We performed spatial and temporal analyses on resting-state networks (RSNs) in 13 HFA adolescents and 13 IQ- and age-matched controls. For the spatial analysis, we used probabilistic independent component analysis (ICA) and a permutation statistical method to reveal the RSN differences between the groups. For the temporal analysis, we applied Granger causality to find differences in temporal neurodynamics.


Controls and HFA display very similar patterns and strengths of resting-state connectivity. We do not find any significant differences between HFA adolescents and controls in the spatial resting-state connectivity. However, in the temporal dynamics of this connectivity, we did find differences in the causal effect properties of RSNs originating in temporal and prefrontal cortices.


The results show a difference between HFA and controls in the temporal neurodynamics from the ventral attention network to the salience-executive network: a pathway involving cognitive, executive, and emotion-related cortices. We hypothesized that this weaker dynamic pathway is due to a subtle trigger challenging the cognitive state prior to the resting state.

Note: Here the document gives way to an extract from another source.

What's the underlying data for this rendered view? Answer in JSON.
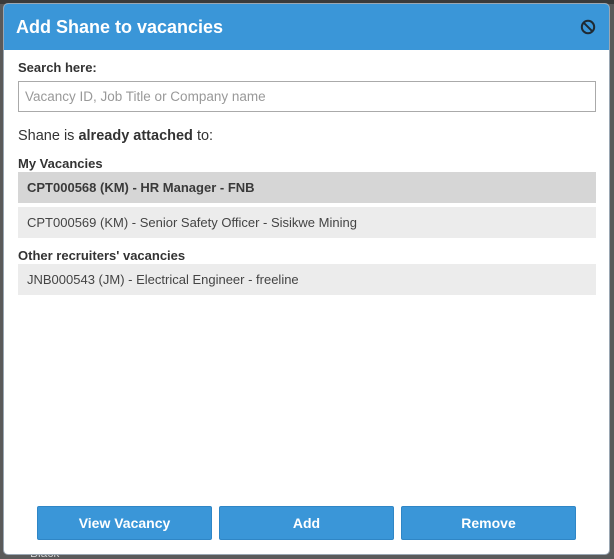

In light with current literature, adolescents with (high-functioning) autism did not show significant spatial differences in their resting-state networks (in location and strength of activation) when compared with healthy controls. However, using Granger causality, they appear to be impaired in the dynamics, in terms of causality, between two essential resting-state networks involving emotion-, social-, as well as central executive-related cortices (or functional areas of the brain). This suggests the importance of analyzing not only spatial functional network connectivity, but rather their temporal dynamics, to better understand the neural functioning of autism.

Click here to view the full article which appeared in Brain and Behavior